McAuliffe criticized Cuccinelli for not using the dinner to “stand up for Virginia jobs, to tell the Texas senator [Cruz] to stop hurting Virginia’s economy.”

The Republican candidate claimed that he “urged” Cruz to back off the shutdown, and said he would not have “handled the federal budget the same way.”

Still, he cannot shake the Tea Party ties that are bringing him down. Cuccinelli is now viewed negatively by 54 percent of voters, up 5 points from a month ago. McAuliffe’s negative rating is also up 7 points from last month, at 43 percent – no surprise in a race defined by nasty and harsh attacks from both sides.

“When you have a majority viewing you negatively, it’s hard to win an election. It’s not that McAuliffe has closed the deal, it’s that he’s the lesser of two evils,” says Barbara Carvalho, who helped conduct the poll.

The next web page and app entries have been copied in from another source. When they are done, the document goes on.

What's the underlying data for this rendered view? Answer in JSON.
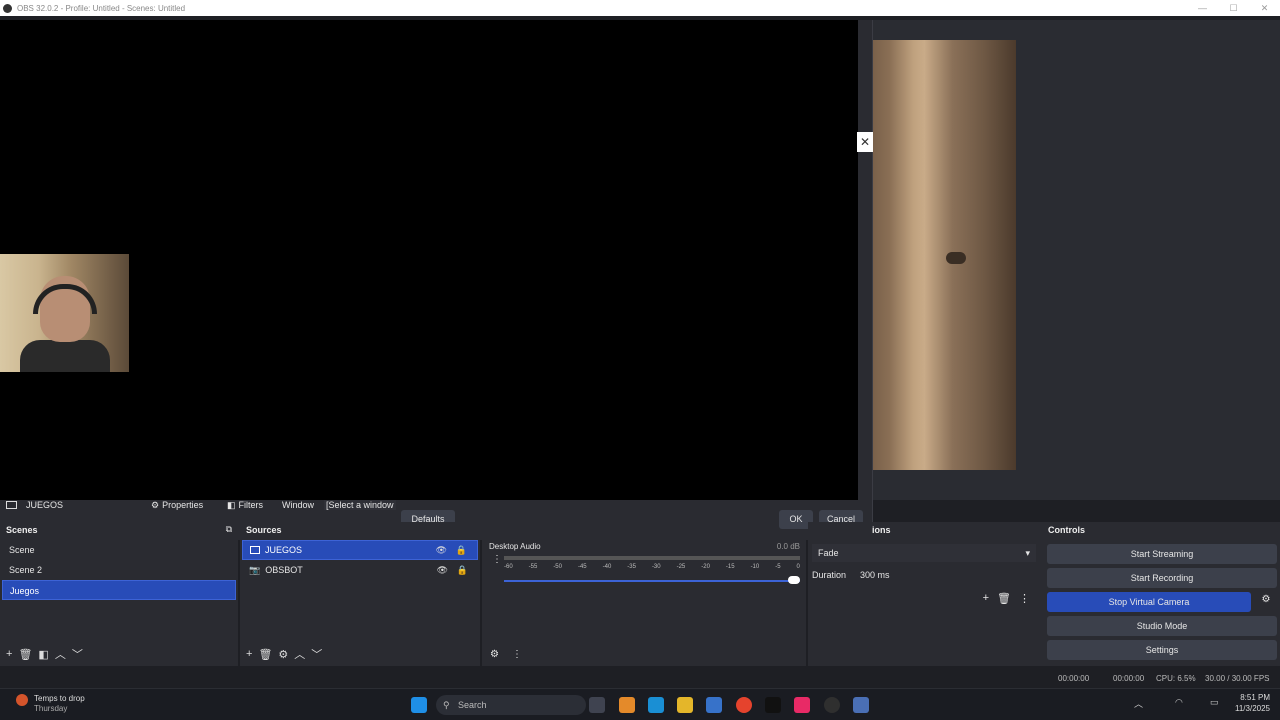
{
  "window": {
    "title": "OBS 32.0.2 - Profile: Untitled - Scenes: Untitled",
    "minimize": "—",
    "maximize": "☐",
    "close": "✕"
  },
  "dialog": {
    "close_glyph": "✕",
    "defaults_label": "Defaults",
    "ok_label": "OK",
    "cancel_label": "Cancel"
  },
  "source_toolbar": {
    "source_name": "JUEGOS",
    "properties_label": "Properties",
    "filters_label": "Filters",
    "window_label": "Window",
    "window_value": "[Select a window"
  },
  "scenes": {
    "title": "Scenes",
    "items": [
      {
        "label": "Scene"
      },
      {
        "label": "Scene 2"
      },
      {
        "label": "Juegos",
        "selected": true
      }
    ]
  },
  "sources": {
    "title": "Sources",
    "items": [
      {
        "label": "JUEGOS",
        "selected": true,
        "icon": "window-icon"
      },
      {
        "label": "OBSBOT",
        "icon": "camera-icon"
      }
    ]
  },
  "mixer": {
    "channel": "Desktop Audio",
    "level": "0.0 dB",
    "scale": [
      "-60",
      "-55",
      "-50",
      "-45",
      "-40",
      "-35",
      "-30",
      "-25",
      "-20",
      "-15",
      "-10",
      "-5",
      "0"
    ]
  },
  "transitions": {
    "title_partial": "ions",
    "selected": "Fade",
    "duration_label": "Duration",
    "duration_value": "300 ms"
  },
  "controls": {
    "title": "Controls",
    "start_streaming": "Start Streaming",
    "start_recording": "Start Recording",
    "stop_virtual_camera": "Stop Virtual Camera",
    "studio_mode": "Studio Mode",
    "settings": "Settings"
  },
  "status": {
    "stream_time": "00:00:00",
    "rec_time": "00:00:00",
    "cpu": "CPU: 6.5%",
    "fps": "30.00 / 30.00 FPS"
  },
  "taskbar": {
    "weather_line1": "Temps to drop",
    "weather_line2": "Thursday",
    "search_placeholder": "Search",
    "time": "8:51 PM",
    "date": "11/3/2025"
  },
  "colors": {
    "accent_blue": "#284cb8",
    "bg": "#1e1f24",
    "dock": "#2a2b31",
    "button": "#3c404b"
  }
}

The poll, conducted from October 13-15, surveyed 1,082 registered voters (with a margin of error +/- 3 percent) and 596 likely voters (with a margin of error +/- 4 percent).

Photo: Gage Skidmore via Flickr


Start your day with National Memo Newsletter

Know first.

The opinions that matter. Delivered to your inbox every morning

By Jenna Zucker and Gabriella Borter

BUFFALO, N.Y. (Reuters) -A white teenager who killed 10 people in a racist attack at a western New York grocery store in a Black neighborhood had been taken into custody last year and given a mental health evaluation after making a threat at his high school, authorities said.

Keep reading... Show less

The privilege of beholding the corals of Belize, the second largest reef system on earth, is a complete marvel that can never be taken for granted. The school of nine squid in perfect alignment that stared at us like transparent sentinels ,the green barracuda that floated as if in suspended animation, looking for prey. Those moments of utter awe were soul transformative not only for a child, but also for parents nurturing a young human to the ultimate reason to exist on this earth, to care for life.

Over the next few years, a battle was waged between environmentalists and those who saw dollars in the form of oil extraction in the reef. Thankfully on December 1, 2015, right after the Cop21 Paris Climate Accord, Belize made the tremendous decision to ban drilling outright -- and is working hard to restore coral. The same cannot be said for many other fragile parts of the world particularly the warming Arctic, where Russia has a near stranglehold of more than half the Arctic Ocean.

Keep reading... Show less
{{ }}